╭─ The records

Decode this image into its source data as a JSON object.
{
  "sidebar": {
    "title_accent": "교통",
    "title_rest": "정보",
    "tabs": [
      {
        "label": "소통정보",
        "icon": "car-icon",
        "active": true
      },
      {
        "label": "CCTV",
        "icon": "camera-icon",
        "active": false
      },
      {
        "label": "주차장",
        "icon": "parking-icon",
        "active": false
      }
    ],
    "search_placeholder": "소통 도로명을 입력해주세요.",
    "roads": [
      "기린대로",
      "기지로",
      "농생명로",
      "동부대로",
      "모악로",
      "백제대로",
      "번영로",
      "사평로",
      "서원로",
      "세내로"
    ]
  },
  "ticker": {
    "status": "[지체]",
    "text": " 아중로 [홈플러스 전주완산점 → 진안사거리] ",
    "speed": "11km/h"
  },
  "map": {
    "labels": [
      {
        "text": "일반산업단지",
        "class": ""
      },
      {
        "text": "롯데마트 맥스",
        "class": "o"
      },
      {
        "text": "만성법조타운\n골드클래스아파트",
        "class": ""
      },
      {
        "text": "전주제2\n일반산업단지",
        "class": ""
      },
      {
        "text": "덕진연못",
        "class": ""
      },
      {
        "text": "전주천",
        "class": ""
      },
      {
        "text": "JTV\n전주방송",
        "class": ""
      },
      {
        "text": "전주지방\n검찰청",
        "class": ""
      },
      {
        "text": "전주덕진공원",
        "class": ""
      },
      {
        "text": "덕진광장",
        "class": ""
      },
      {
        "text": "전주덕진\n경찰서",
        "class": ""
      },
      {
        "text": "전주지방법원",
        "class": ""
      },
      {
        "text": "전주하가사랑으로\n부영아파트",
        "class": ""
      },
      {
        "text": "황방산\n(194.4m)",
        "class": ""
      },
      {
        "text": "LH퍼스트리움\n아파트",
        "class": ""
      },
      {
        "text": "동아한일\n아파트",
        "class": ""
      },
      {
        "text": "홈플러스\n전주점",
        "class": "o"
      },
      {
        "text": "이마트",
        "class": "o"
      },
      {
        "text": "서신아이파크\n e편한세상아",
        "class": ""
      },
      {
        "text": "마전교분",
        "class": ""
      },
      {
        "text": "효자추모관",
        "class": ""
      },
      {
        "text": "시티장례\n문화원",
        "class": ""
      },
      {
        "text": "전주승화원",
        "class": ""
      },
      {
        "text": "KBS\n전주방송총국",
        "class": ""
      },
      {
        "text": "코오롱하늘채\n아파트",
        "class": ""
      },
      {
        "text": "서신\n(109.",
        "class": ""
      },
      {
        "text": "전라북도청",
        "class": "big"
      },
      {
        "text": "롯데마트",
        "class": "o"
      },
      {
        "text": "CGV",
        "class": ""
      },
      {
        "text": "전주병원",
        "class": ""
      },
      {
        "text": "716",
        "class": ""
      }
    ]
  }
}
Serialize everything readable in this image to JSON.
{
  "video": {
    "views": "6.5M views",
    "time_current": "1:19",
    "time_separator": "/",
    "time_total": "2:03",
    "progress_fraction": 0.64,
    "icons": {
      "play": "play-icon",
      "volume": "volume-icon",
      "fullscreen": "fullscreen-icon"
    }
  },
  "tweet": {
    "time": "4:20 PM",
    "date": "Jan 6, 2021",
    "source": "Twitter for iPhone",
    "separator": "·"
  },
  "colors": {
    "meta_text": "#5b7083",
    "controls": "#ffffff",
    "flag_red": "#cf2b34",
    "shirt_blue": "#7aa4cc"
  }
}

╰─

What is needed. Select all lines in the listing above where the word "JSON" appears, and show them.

Task response.
Decode this image into its source data as a JSON object.
Serialize everything readable in this image to JSON.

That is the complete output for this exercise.